> _INSTRUCTIONS FOR THE TASK_
An exact copy of every entry is needed, without the pictures.

Stored items from a collection
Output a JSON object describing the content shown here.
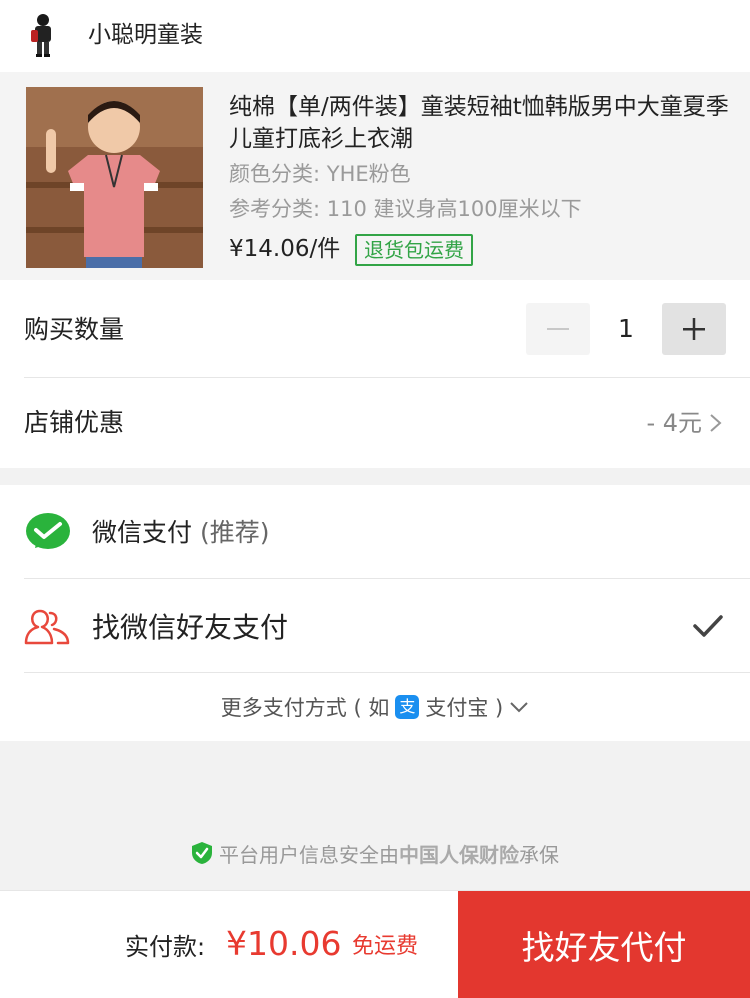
{
  "shop": {
    "name": "小聪明童装",
    "avatar_icon": "boy-figure-icon"
  },
  "product": {
    "title": "纯棉【单/两件装】童装短袖t恤韩版男中大童夏季儿童打底衫上衣潮",
    "spec_color": "颜色分类: YHE粉色",
    "spec_size": "参考分类: 110 建议身高100厘米以下",
    "price": "¥14.06/件",
    "badge": "退货包运费"
  },
  "quantity": {
    "label": "购买数量",
    "minus": "−",
    "value": "1",
    "plus": "+"
  },
  "discount": {
    "label": "店铺优惠",
    "value": "- 4元"
  },
  "payment": {
    "wechat_label": "微信支付",
    "wechat_sub": "(推荐)",
    "friend_label": "找微信好友支付",
    "more_prefix": "更多支付方式 ( 如",
    "alipay_glyph": "支",
    "alipay_label": "支付宝 )"
  },
  "security": {
    "prefix": "平台用户信息安全由",
    "insurer": "中国人保财险",
    "suffix": "承保"
  },
  "footer": {
    "pay_label": "实付款:",
    "amount": "¥10.06",
    "free_shipping": "免运费",
    "cta": "找好友代付"
  },
  "colors": {
    "accent": "#e3372f",
    "wechat_green": "#2ab33c",
    "badge_green": "#32a446",
    "alipay_blue": "#1a8ff0"
  }
}
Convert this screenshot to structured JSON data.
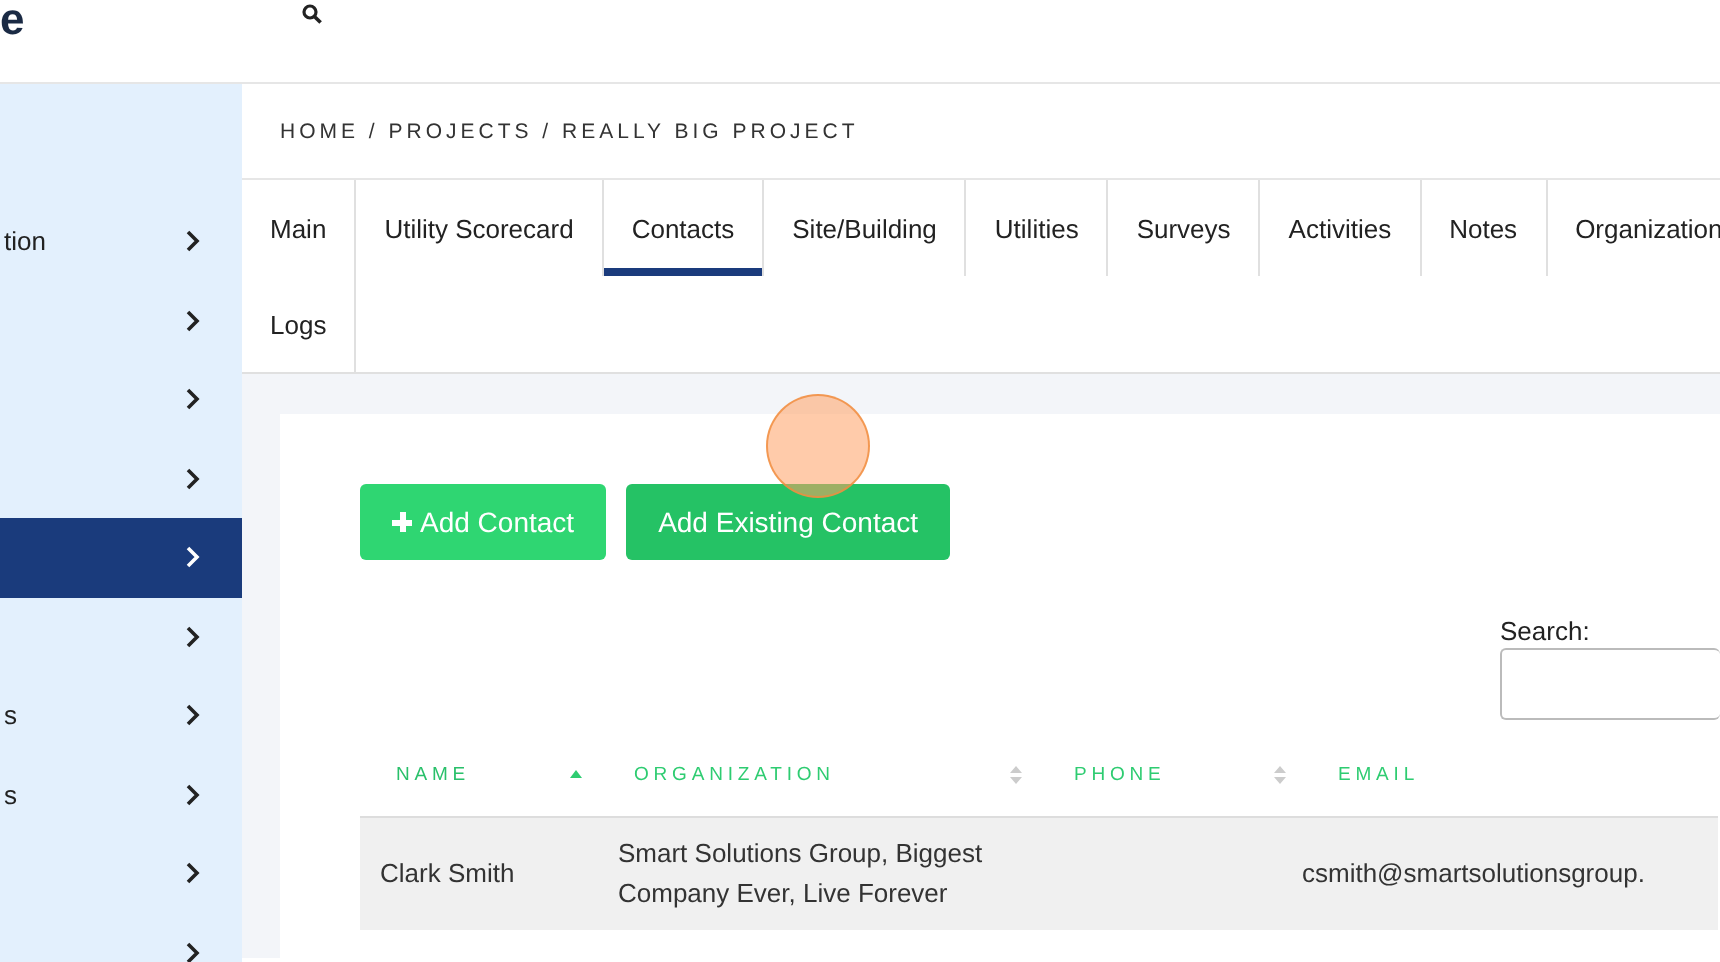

> _EXERCISE RESULT_
Output a JSON object describing the content shown here.
{
  "shop": {
    "name": "小聪明童装",
    "avatar_icon": "boy-figure-icon"
  },
  "product": {
    "title": "纯棉【单/两件装】童装短袖t恤韩版男中大童夏季儿童打底衫上衣潮",
    "spec_color": "颜色分类: YHE粉色",
    "spec_size": "参考分类: 110 建议身高100厘米以下",
    "price": "¥14.06/件",
    "badge": "退货包运费"
  },
  "quantity": {
    "label": "购买数量",
    "minus": "−",
    "value": "1",
    "plus": "+"
  },
  "discount": {
    "label": "店铺优惠",
    "value": "- 4元"
  },
  "payment": {
    "wechat_label": "微信支付",
    "wechat_sub": "(推荐)",
    "friend_label": "找微信好友支付",
    "more_prefix": "更多支付方式 ( 如",
    "alipay_glyph": "支",
    "alipay_label": "支付宝 )"
  },
  "security": {
    "prefix": "平台用户信息安全由",
    "insurer": "中国人保财险",
    "suffix": "承保"
  },
  "footer": {
    "pay_label": "实付款:",
    "amount": "¥10.06",
    "free_shipping": "免运费",
    "cta": "找好友代付"
  },
  "colors": {
    "accent": "#e3372f",
    "wechat_green": "#2ab33c",
    "badge_green": "#32a446",
    "alipay_blue": "#1a8ff0"
  }
}
Convert this screenshot to structured JSON data.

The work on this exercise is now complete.